What is required ::
Look for the word "this" in the material below, then report each line where it occurs.

Record excerpts ::

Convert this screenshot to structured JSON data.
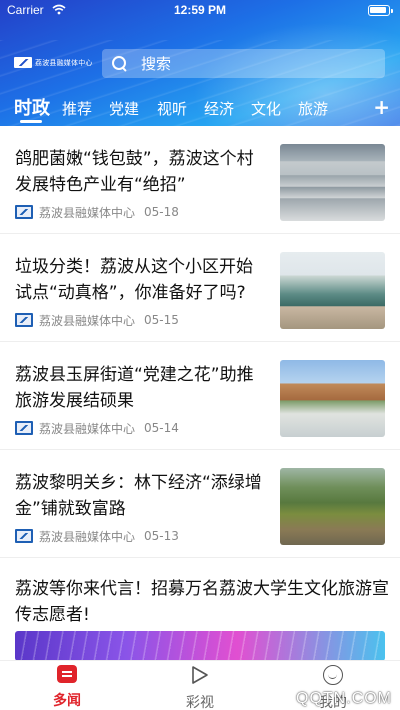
{
  "status_bar": {
    "carrier": "Carrier",
    "time": "12:59 PM"
  },
  "header": {
    "logo_text": "荔波县融媒体中心",
    "search_placeholder": "搜索",
    "tabs": [
      {
        "label": "时政",
        "active": true
      },
      {
        "label": "推荐"
      },
      {
        "label": "党建"
      },
      {
        "label": "视听"
      },
      {
        "label": "经济"
      },
      {
        "label": "文化"
      },
      {
        "label": "旅游"
      }
    ],
    "add_tab": "+"
  },
  "feed": {
    "articles": [
      {
        "title": "鸽肥菌嫩“钱包鼓”，荔波这个村发展特色产业有“绝招”",
        "source": "荔波县融媒体中心",
        "date": "05-18"
      },
      {
        "title": "垃圾分类！荔波从这个小区开始试点“动真格”，你准备好了吗?",
        "source": "荔波县融媒体中心",
        "date": "05-15"
      },
      {
        "title": "荔波县玉屏街道“党建之花”助推旅游发展结硕果",
        "source": "荔波县融媒体中心",
        "date": "05-14"
      },
      {
        "title": "荔波黎明关乡：林下经济“添绿增金”铺就致富路",
        "source": "荔波县融媒体中心",
        "date": "05-13"
      }
    ],
    "wide_article": {
      "title": "荔波等你来代言！招募万名荔波大学生文化旅游宣传志愿者!"
    }
  },
  "bottom_nav": {
    "items": [
      {
        "label": "多闻",
        "icon": "news-icon",
        "active": true
      },
      {
        "label": "彩视",
        "icon": "play-icon"
      },
      {
        "label": "我的",
        "icon": "face-icon"
      }
    ]
  },
  "watermark": "QQTN.COM",
  "colors": {
    "header_blue": "#1d6fe6",
    "accent_red": "#e0242b",
    "meta_gray": "#888888"
  }
}
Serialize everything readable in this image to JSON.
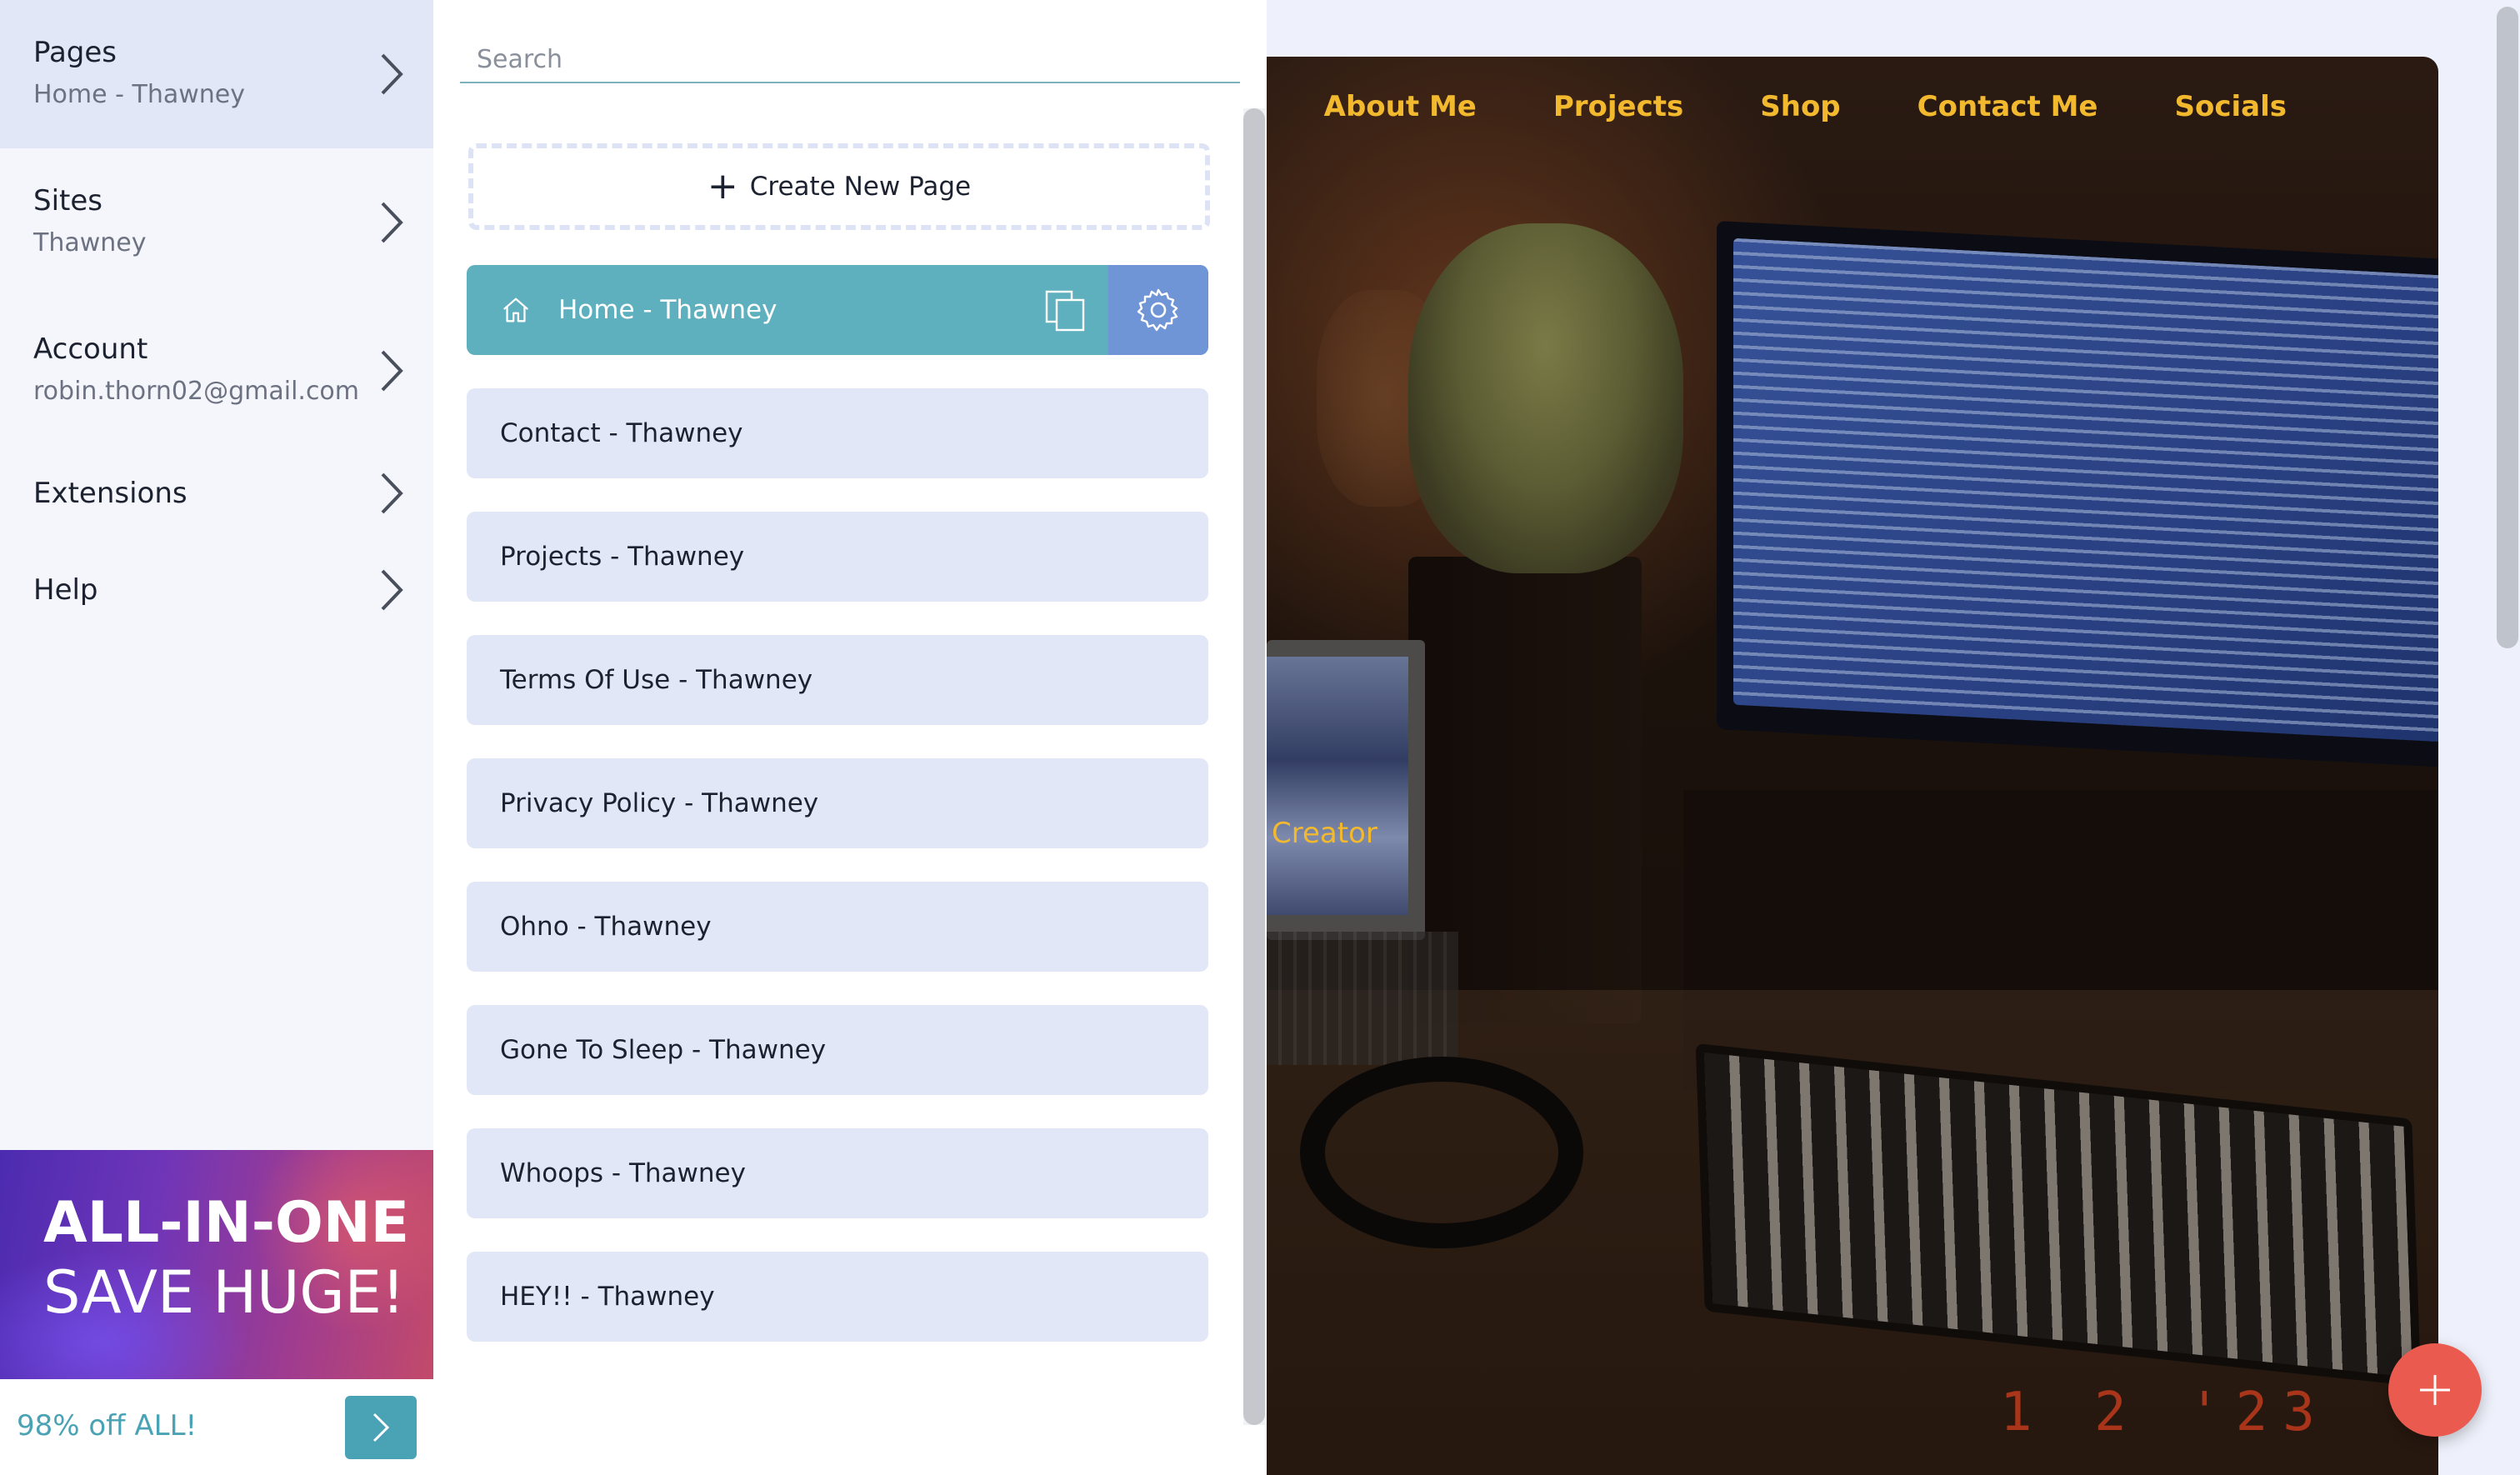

Exercise solution ::
Convert this screenshot to structured JSON data.
Serialize everything readable in this image to JSON.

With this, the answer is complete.